I gawked at Ira. “You said your father wasn’t coming.”
He shrugged. “Hey, that’s what he told me. What do I know?”
I tuned back into the announcement, “…from the first place team in the Minor Division for eight-to-nine year olds, would Art Taback, their coach, please step the mike”
Taback held the mike, gazed upon the squirming Little Leaguers, and wisely proceeded ASAP to the business of distributing the medals. The Navy capped players stampeded from their seats on his call to mass at stage-right. The steps filtered them into a single line; they filed by their coach to receive a medal and a handshake. Goal accomplished, they crossed to the stage-left steps and returned to their seats. Several players wiggled their flat, six-by-four inch boxes with gold medal at The Bunch. Despite my best effort to look nonchalant, my jaw line tensed.
Dad’s turn at the microphone arrived; he waited in silence for a semblance of calm.
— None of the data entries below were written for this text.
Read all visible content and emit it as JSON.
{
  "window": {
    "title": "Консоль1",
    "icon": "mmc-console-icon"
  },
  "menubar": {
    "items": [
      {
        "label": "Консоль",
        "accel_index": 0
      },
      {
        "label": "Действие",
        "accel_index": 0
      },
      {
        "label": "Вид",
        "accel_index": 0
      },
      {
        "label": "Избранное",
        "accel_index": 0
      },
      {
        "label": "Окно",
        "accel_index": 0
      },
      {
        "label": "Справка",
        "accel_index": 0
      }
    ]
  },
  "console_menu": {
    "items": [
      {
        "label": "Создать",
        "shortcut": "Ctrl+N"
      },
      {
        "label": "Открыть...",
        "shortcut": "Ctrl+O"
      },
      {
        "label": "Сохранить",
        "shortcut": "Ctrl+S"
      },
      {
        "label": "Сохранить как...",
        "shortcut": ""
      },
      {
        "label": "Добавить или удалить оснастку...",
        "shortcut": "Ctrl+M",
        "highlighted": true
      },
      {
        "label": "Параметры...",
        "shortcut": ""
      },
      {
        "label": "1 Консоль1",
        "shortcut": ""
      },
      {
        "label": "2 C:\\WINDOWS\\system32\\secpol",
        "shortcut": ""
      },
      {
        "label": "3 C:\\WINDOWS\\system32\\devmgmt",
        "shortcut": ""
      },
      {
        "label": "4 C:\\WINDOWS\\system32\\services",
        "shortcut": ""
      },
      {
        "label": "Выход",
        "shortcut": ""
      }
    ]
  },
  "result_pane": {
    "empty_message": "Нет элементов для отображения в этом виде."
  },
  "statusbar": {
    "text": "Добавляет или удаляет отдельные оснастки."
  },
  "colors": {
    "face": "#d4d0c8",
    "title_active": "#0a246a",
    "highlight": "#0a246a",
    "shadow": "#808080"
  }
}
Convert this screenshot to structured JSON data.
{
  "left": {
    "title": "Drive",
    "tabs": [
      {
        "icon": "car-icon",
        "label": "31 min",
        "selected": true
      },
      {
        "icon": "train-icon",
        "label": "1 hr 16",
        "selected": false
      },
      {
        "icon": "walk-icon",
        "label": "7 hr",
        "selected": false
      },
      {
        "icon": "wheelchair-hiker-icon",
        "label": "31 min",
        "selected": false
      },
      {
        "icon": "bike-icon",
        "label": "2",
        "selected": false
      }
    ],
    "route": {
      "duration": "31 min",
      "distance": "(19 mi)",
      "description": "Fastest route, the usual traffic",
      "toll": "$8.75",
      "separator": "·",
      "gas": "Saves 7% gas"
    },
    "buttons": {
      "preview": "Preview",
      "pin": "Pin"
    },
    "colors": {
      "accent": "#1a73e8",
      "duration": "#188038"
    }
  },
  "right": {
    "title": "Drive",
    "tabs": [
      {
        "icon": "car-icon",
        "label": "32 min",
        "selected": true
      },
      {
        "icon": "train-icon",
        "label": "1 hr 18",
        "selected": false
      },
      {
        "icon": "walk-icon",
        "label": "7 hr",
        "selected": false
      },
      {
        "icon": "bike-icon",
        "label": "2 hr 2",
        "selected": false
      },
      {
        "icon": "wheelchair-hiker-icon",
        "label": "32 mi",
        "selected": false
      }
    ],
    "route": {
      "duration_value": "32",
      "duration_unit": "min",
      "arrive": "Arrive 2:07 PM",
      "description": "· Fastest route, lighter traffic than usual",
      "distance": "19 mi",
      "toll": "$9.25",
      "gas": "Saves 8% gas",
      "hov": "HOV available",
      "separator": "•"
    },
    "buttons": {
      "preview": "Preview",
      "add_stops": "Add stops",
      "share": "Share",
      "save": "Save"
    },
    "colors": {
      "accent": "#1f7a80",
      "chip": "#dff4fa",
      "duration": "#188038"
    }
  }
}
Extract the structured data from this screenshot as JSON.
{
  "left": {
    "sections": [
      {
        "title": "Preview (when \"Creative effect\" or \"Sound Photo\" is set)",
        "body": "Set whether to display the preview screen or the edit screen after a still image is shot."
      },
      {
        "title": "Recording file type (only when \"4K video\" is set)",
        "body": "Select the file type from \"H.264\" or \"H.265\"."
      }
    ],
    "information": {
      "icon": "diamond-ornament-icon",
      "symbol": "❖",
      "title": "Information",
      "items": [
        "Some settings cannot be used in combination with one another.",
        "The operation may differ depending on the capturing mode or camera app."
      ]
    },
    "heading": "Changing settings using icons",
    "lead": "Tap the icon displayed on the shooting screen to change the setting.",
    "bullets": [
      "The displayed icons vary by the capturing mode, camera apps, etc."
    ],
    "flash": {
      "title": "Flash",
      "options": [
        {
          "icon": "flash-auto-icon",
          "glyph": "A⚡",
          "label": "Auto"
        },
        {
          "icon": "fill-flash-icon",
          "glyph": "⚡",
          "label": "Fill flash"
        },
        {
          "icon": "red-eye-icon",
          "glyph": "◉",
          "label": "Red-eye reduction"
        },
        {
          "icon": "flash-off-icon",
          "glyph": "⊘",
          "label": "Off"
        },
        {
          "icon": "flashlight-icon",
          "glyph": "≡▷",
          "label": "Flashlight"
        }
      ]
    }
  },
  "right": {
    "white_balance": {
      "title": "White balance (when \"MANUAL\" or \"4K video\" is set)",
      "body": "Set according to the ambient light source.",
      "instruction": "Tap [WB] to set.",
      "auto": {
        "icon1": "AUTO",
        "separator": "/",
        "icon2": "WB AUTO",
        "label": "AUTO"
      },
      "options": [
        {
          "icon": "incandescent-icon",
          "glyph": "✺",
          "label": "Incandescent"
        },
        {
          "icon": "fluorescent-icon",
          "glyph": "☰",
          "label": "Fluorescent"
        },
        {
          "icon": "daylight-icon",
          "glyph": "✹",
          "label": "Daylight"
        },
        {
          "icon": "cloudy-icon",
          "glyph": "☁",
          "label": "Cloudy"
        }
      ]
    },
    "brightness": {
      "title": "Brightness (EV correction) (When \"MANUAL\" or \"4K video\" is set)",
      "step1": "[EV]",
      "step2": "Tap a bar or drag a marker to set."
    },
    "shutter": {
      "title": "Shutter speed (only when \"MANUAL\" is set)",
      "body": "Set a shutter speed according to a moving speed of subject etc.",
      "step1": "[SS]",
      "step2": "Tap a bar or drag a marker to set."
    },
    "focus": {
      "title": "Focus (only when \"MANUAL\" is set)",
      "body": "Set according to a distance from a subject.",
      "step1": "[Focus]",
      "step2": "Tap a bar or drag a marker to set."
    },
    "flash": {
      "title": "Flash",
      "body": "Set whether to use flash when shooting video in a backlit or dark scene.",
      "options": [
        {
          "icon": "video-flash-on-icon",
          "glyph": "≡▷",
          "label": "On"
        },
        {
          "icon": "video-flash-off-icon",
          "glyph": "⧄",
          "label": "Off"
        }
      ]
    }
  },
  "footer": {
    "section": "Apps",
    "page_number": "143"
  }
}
The sight of his lone figure, the missing amplified voice caught the crowd’s attention, quieted them.
“And now the awards for…,” he paused, a long one, “the second place team. Will The Bunch please come up to the stage?” He lifted the boxes from the floor, placed them onto the tabletop.
Their curiosity aroused, the folks in the auditorium stirred. The Bunch barely noticed in our excitement to get onto the stage. The official silver medals paled in comparison to the trophy Dad handed us. The Royal Blue T-shirts with “The Bunch” emblazoned across the front was a nice touch.
He stopped the line at my friend’s turn, and leaned toward the mike. “Ladies and gentleman, I would like to award the Lewis ‘Chesty’ Puller trophy for the player on our team who has shown the most perseverance, heart and improvement, Ira ‘Chesty’ Rosenstein.”
Forget about walking, we floated, trophies in hand, back to our seats, the flat containers with their measly, silver medals stuffed in our back pockets. Ira drifted one rung higher, on Cloud-10. He joined his father, both of them all smiles.
Dunne’s Pub re-emerged. The murmurs of conversations, the raucous cheers at the baseball broadcast from the overhead TVs, hundreds of reality’s intrusions brushed aside the vale of images Irv resurrected with his Award’s Night Surprise.
“He was a hell of a guy, Franky, your father,” Irv said. “A hell of….” Dad’s best friend turned from us and leaned against the bar to tap the embers of his cigar into an ashtray. “Damn, smoke.”
The T-shirt is long ago gone, but Dad’s gift occupies a place of honor on the shelf in the office/library of my home, a spot next to the collected poems of W. B. Yeats, his favorite Irish poet. Fifty-plus-years have taken a toll on the six-inch figurine of the trophy. Some “gold” plating has flaked off here and there from the batter, ever ready for the next pitch. The metal plaque on the plastic base has tarnished, but the engraved inscription is still legible:
“The Other First Place Team”
Semper Fi, Dad.
The Goy Boys